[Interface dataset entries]

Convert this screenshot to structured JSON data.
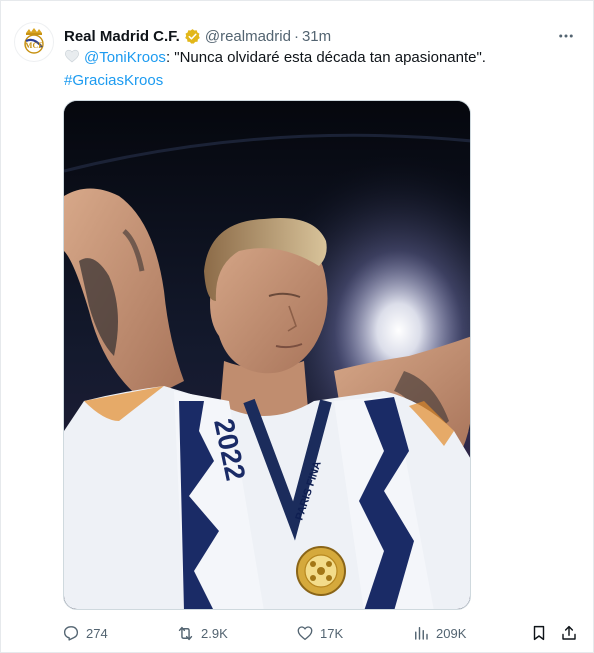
{
  "tweet": {
    "display_name": "Real Madrid C.F.",
    "handle": "@realmadrid",
    "separator": "·",
    "time": "31m",
    "more_icon": "more-horizontal-icon",
    "verified_icon": "verified-gold-badge-icon",
    "text": {
      "emoji": "white-heart-emoji",
      "mention": "@ToniKroos",
      "quote": ": \"Nunca olvidaré esta década tan apasionante\".",
      "hashtag": "#GraciasKroos"
    },
    "media": {
      "kind": "photo",
      "scarf_text": "2022",
      "shirt_text": "PARIS FINA"
    },
    "actions": {
      "replies": "274",
      "reposts": "2.9K",
      "likes": "17K",
      "views": "209K"
    }
  },
  "colors": {
    "link": "#1d9bf0",
    "secondary_text": "#536471",
    "verified_gold": "#e2b719"
  }
}
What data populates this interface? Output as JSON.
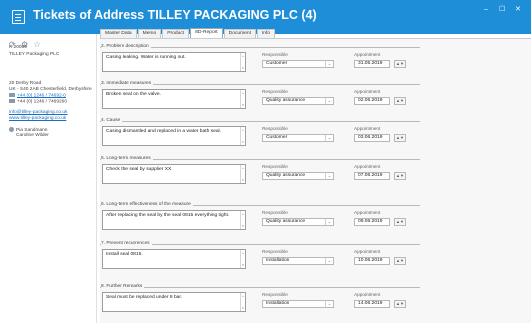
{
  "window": {
    "title": "Tickets of Address TILLEY PACKAGING PLC (4)",
    "minimize_glyph": "–",
    "maximize_glyph": "☐",
    "close_glyph": "✕"
  },
  "toolbar": {
    "icons": [
      "refresh-icon",
      "gear-icon",
      "star-icon"
    ],
    "glyphs": [
      "⟳",
      "⚙",
      "☆"
    ]
  },
  "address": {
    "id": "K 20059",
    "company": "TILLEY Packaging PLC",
    "street": "20 Derby Road",
    "city": "UK - S40 2AB Chesterfield, Derbyshire",
    "phone": "+44 (0) 1246 / 74692-0",
    "fax": "+44 (0) 1246 / 7469260",
    "email": "info@tilley-packaging.co.uk",
    "web": "www.tilley-packaging.co.uk",
    "contact1": "Pia Sandmann",
    "contact2": "Caroline Wilder"
  },
  "tabs": [
    "Master Data",
    "Memo",
    "Product",
    "8D-Report",
    "Document",
    "Info"
  ],
  "labels": {
    "responsible": "Responsible",
    "appointment": "Appointment",
    "spinner": "▲▼",
    "dropdown": "⌄"
  },
  "sections": [
    {
      "title": "2. Problem description",
      "text": "Casing leaking. Water is running out.",
      "responsible": "Customer",
      "date": "31.05.2019"
    },
    {
      "title": "3. Immediate measures",
      "text": "Broken seal on the valve.",
      "responsible": "Quality assurance",
      "date": "02.06.2019"
    },
    {
      "title": "4. Cause",
      "text": "Casing dismantled and replaced in a water bath seal.",
      "responsible": "Customer",
      "date": "03.06.2019"
    },
    {
      "title": "5. Long-term measures",
      "text": "Check the seal by supplier XX.",
      "responsible": "Quality assurance",
      "date": "07.06.2019"
    },
    {
      "title": "6. Long-term effectiveness of the measure",
      "text": "After replacing the seal by the seal 0815 everything tight.",
      "responsible": "Quality assurance",
      "date": "09.06.2019"
    },
    {
      "title": "7. Prevent recurrences",
      "text": "Install seal 0815.",
      "responsible": "Installation",
      "date": "10.06.2019"
    },
    {
      "title": "8. Further Remarks",
      "text": "Seal must be replaced under 8 bar.",
      "responsible": "Installation",
      "date": "14.06.2019"
    }
  ]
}
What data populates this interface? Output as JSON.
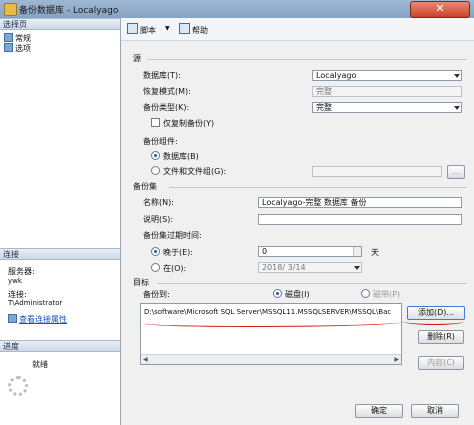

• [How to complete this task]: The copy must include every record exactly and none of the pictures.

• [Answer space]:
Convert this screenshot to structured JSON data.
{
  "tweet": {
    "display_name": "Real Madrid C.F.",
    "handle": "@realmadrid",
    "separator": "·",
    "time": "31m",
    "more_icon": "more-horizontal-icon",
    "verified_icon": "verified-gold-badge-icon",
    "text": {
      "emoji": "white-heart-emoji",
      "mention": "@ToniKroos",
      "quote": ": \"Nunca olvidaré esta década tan apasionante\".",
      "hashtag": "#GraciasKroos"
    },
    "media": {
      "kind": "photo",
      "scarf_text": "2022",
      "shirt_text": "PARIS FINA"
    },
    "actions": {
      "replies": "274",
      "reposts": "2.9K",
      "likes": "17K",
      "views": "209K"
    }
  },
  "colors": {
    "link": "#1d9bf0",
    "secondary_text": "#536471",
    "verified_gold": "#e2b719"
  }
}
What data populates this interface? Output as JSON.
{
  "window": {
    "title": "Tickets of Address TILLEY PACKAGING PLC (4)",
    "minimize_glyph": "–",
    "maximize_glyph": "☐",
    "close_glyph": "✕"
  },
  "toolbar": {
    "icons": [
      "refresh-icon",
      "gear-icon",
      "star-icon"
    ],
    "glyphs": [
      "⟳",
      "⚙",
      "☆"
    ]
  },
  "address": {
    "id": "K 20059",
    "company": "TILLEY Packaging PLC",
    "street": "20 Derby Road",
    "city": "UK - S40 2AB Chesterfield, Derbyshire",
    "phone": "+44 (0) 1246 / 74692-0",
    "fax": "+44 (0) 1246 / 7469260",
    "email": "info@tilley-packaging.co.uk",
    "web": "www.tilley-packaging.co.uk",
    "contact1": "Pia Sandmann",
    "contact2": "Caroline Wilder"
  },
  "tabs": [
    "Master Data",
    "Memo",
    "Product",
    "8D-Report",
    "Document",
    "Info"
  ],
  "labels": {
    "responsible": "Responsible",
    "appointment": "Appointment",
    "spinner": "▲▼",
    "dropdown": "⌄"
  },
  "sections": [
    {
      "title": "2. Problem description",
      "text": "Casing leaking. Water is running out.",
      "responsible": "Customer",
      "date": "31.05.2019"
    },
    {
      "title": "3. Immediate measures",
      "text": "Broken seal on the valve.",
      "responsible": "Quality assurance",
      "date": "02.06.2019"
    },
    {
      "title": "4. Cause",
      "text": "Casing dismantled and replaced in a water bath seal.",
      "responsible": "Customer",
      "date": "03.06.2019"
    },
    {
      "title": "5. Long-term measures",
      "text": "Check the seal by supplier XX.",
      "responsible": "Quality assurance",
      "date": "07.06.2019"
    },
    {
      "title": "6. Long-term effectiveness of the measure",
      "text": "After replacing the seal by the seal 0815 everything tight.",
      "responsible": "Quality assurance",
      "date": "09.06.2019"
    },
    {
      "title": "7. Prevent recurrences",
      "text": "Install seal 0815.",
      "responsible": "Installation",
      "date": "10.06.2019"
    },
    {
      "title": "8. Further Remarks",
      "text": "Seal must be replaced under 8 bar.",
      "responsible": "Installation",
      "date": "14.06.2019"
    }
  ]
}
What data populates this interface? Output as JSON.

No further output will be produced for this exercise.